The Mercedes A 220 d delivers that big-car feel of power and comfort better than the rest of the A-Class range – but it comes at a price. While it’s only £1,500 more than the A 200 d in AMG Line trim, the lower-powered engine can be had for around £3,000 less if you forego some sporty bits. For many, the choice will be between the 220 d’s more potent engine, or a cheaper 200 d with some enticing options.
For all the talk of electrification, diesel is still big news in the UK market – and not only in terms of mpg, either. It’s a mark of how far things have come that this, the Mercedes A 220 d, offers up not only a claimed 50mpg-plus, but also performance that’s not far from hot-hatch territory.
That final point was maybe a deciding factor in the brand offering the A 220 d only in AMG Line and related trims. It gives a warm-hatch look and feel, providing decent comfort and as much performance as most drivers really need. In fact, the A 220 d’s seven-second 0-62mph time is the second quickest in the range – plug-in hybrid and proper AMG versions aside.

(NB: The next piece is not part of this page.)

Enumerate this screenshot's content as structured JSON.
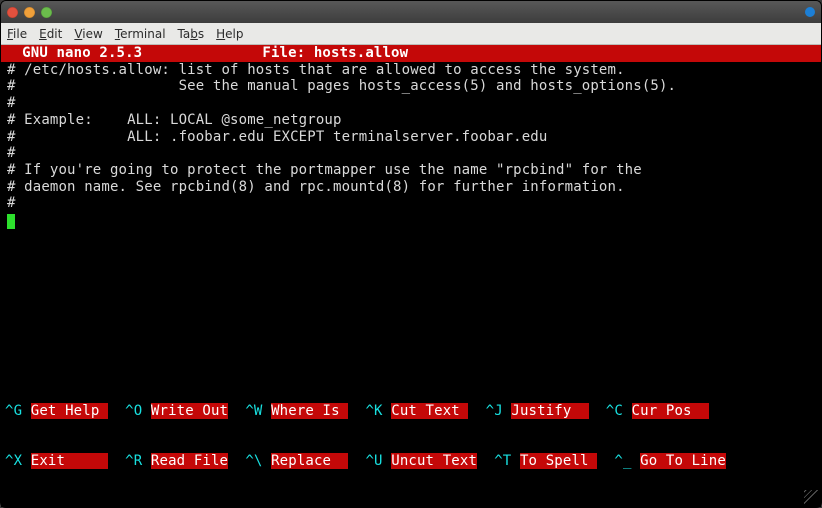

Accelerate in the A 220 d, and you feel a huge swell of torque that peaks at 1,600rpm and plateaus at 2,600rpm. For most drivers, in most conditions, this means the engine is often in its most effective operating zone. The standard eight-speed auto box really helps here, shuffling between ratios quickly and decisively.
Press on beyond that zone and, despite the A-Class’s otherwise good refinement, the engine does get a little coarse and rattly. It’s one of the very few areas where the car blots its copybook.

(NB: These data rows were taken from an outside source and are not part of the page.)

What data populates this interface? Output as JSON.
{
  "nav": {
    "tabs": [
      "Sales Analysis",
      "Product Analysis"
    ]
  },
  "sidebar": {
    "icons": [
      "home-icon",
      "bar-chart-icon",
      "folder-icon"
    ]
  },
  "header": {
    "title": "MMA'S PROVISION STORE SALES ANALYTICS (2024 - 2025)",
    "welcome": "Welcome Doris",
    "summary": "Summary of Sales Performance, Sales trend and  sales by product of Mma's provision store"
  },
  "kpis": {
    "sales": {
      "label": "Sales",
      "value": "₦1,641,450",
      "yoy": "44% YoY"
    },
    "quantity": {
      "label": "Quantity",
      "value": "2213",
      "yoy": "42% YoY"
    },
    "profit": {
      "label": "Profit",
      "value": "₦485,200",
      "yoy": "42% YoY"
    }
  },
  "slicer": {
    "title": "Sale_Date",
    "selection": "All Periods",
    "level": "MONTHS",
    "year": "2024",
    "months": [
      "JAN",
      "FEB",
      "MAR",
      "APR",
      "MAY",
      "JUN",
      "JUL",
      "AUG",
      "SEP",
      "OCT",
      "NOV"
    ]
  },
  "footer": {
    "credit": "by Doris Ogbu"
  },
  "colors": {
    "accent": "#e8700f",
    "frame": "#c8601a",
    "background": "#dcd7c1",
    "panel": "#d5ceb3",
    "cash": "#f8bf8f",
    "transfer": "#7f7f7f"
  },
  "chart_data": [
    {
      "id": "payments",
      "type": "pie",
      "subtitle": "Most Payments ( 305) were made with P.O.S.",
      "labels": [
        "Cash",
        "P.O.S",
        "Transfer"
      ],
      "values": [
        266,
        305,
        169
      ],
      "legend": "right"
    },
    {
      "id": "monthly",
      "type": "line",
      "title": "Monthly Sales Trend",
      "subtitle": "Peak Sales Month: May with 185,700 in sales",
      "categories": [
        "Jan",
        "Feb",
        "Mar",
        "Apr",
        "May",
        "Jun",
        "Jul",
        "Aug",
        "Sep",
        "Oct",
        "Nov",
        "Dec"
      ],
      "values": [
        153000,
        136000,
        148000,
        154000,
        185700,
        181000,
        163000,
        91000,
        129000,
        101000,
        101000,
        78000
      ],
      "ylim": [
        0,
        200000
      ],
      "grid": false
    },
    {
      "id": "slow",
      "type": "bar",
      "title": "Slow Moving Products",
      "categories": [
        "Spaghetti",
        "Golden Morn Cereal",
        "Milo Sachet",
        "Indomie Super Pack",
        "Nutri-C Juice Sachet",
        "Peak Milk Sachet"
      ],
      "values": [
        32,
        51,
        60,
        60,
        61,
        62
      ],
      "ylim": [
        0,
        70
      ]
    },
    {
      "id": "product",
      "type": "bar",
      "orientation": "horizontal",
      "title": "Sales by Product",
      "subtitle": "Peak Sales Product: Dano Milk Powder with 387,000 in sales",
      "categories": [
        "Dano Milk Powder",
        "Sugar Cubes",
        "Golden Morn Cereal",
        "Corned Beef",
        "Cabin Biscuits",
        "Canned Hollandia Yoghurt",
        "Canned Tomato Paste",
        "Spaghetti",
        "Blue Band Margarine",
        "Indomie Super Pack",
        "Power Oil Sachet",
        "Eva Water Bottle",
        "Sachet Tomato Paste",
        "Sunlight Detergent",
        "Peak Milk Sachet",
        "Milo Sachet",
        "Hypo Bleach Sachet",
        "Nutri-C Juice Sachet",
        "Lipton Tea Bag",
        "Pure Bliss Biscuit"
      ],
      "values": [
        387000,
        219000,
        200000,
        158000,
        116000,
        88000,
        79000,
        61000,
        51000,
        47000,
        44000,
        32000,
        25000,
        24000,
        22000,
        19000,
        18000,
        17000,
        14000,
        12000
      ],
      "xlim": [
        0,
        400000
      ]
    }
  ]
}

The best way to approach the A 220 d is as a quick family hatch that’s easy to live with. The ride is good on the whole, as you might expect – although big bumps do unsettle things. It’s eager to turn in, and feels reasonably darty in Sport mode, even if the steering is a little more removed in its Eco and Comfort settings.

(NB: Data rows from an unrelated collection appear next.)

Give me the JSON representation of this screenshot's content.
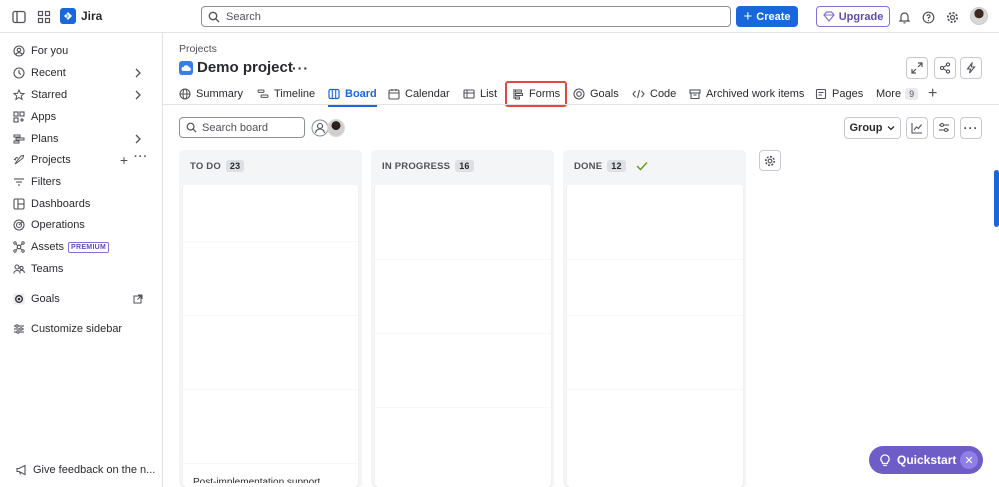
{
  "app": {
    "name": "Jira"
  },
  "topbar": {
    "search_placeholder": "Search",
    "create_label": "Create",
    "upgrade_label": "Upgrade"
  },
  "sidebar": {
    "items": [
      {
        "label": "For you",
        "icon": "user-circle-icon"
      },
      {
        "label": "Recent",
        "icon": "clock-icon",
        "chevron": true
      },
      {
        "label": "Starred",
        "icon": "star-icon",
        "chevron": true
      },
      {
        "label": "Apps",
        "icon": "apps-icon"
      },
      {
        "label": "Plans",
        "icon": "plans-icon",
        "chevron": true
      },
      {
        "label": "Projects",
        "icon": "rocket-icon"
      },
      {
        "label": "Filters",
        "icon": "filter-icon"
      },
      {
        "label": "Dashboards",
        "icon": "dashboard-icon"
      },
      {
        "label": "Operations",
        "icon": "operations-icon"
      },
      {
        "label": "Assets",
        "icon": "assets-icon",
        "badge": "PREMIUM"
      },
      {
        "label": "Teams",
        "icon": "teams-icon"
      },
      {
        "label": "Goals",
        "icon": "goals-icon"
      },
      {
        "label": "Customize sidebar",
        "icon": "customize-icon"
      }
    ],
    "feedback_label": "Give feedback on the n..."
  },
  "header": {
    "breadcrumb": "Projects",
    "title": "Demo project"
  },
  "tabs": [
    {
      "label": "Summary",
      "icon": "globe-icon"
    },
    {
      "label": "Timeline",
      "icon": "timeline-icon"
    },
    {
      "label": "Board",
      "icon": "board-icon",
      "active": true
    },
    {
      "label": "Calendar",
      "icon": "calendar-icon"
    },
    {
      "label": "List",
      "icon": "list-icon"
    },
    {
      "label": "Forms",
      "icon": "forms-icon",
      "highlighted": true
    },
    {
      "label": "Goals",
      "icon": "goals-icon"
    },
    {
      "label": "Code",
      "icon": "code-icon"
    },
    {
      "label": "Archived work items",
      "icon": "archive-icon"
    },
    {
      "label": "Pages",
      "icon": "pages-icon"
    },
    {
      "label": "More",
      "badge": "9"
    }
  ],
  "toolbar": {
    "search_placeholder": "Search board",
    "group_label": "Group"
  },
  "columns": [
    {
      "title": "TO DO",
      "count": "23"
    },
    {
      "title": "IN PROGRESS",
      "count": "16"
    },
    {
      "title": "DONE",
      "count": "12",
      "done": true
    }
  ],
  "board": {
    "partial_card_text": "Post-implementation support"
  },
  "quickstart": {
    "label": "Quickstart"
  },
  "colors": {
    "accent": "#1868db",
    "upgrade": "#5e4db2",
    "quickstart": "#6e5dc6",
    "highlight": "#e2483d"
  }
}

It feels more secure than lower-spec A-Class variants, with the cheaper torsion-bar configuration of those cars being replaced by a multi-link set-up. At speed, there’s a real sophistication in the balance of ride and handling; it all seems very ‘Mercedes’ indeed.
The A 220 d offers that big-car feel, and the various AMG Line trims in which it’s available provide a decent amount of big-car tech. Highlights are mainly cosmetic, and include Artico leather with racy red stitching, an AMG bodykit and 18-inch alloys. The design of the last of these makes them look smaller than they actually are.
Elsewhere, the A 220 d AMG Line shares the brilliance of the rest of the A-Class range. Chief of these is its stunning interior, which is generally pretty spacious and comfortable. Nothing in the sector matches its look, feel and general upmarket ambience. The solidity is at least the equal of an Audi’s, with various knurled dials and touchpads working to control the many features easily and intuitively.
Special mentions must go, once again, to the MBUX infotainment system, with its truly excellent “Hey Mercedes” speech-recognition function. It’s only a shame that some of the other tech isn’t fitted as standard. If you want Apple CarPlay and Android Auto – and you probably do – that’ll cost you another £495.
The wonderful 10.25-inch instrument cluster is an extra £1,500, although in our test car it was bundled as part of a budget-busting £3,595 pack that also includes matrix LED headlights, self-parking and a panoramic sunroof. All of these options are also available on the lower-powered A 200 d, so is the 220 d worth the extra outlay?
Both share the same rear suspension, so the biggest difference is, predictably, performance. The A 220 d shaves 1.1 seconds off the 0-62mph time, and with a top speed of 146mph, betters the lesser car by 9mph. Yet it’s the in-gear flexibility that impresses most of all. With a difference in list price of £1,550, the monthly payments won’t be that far apart, either.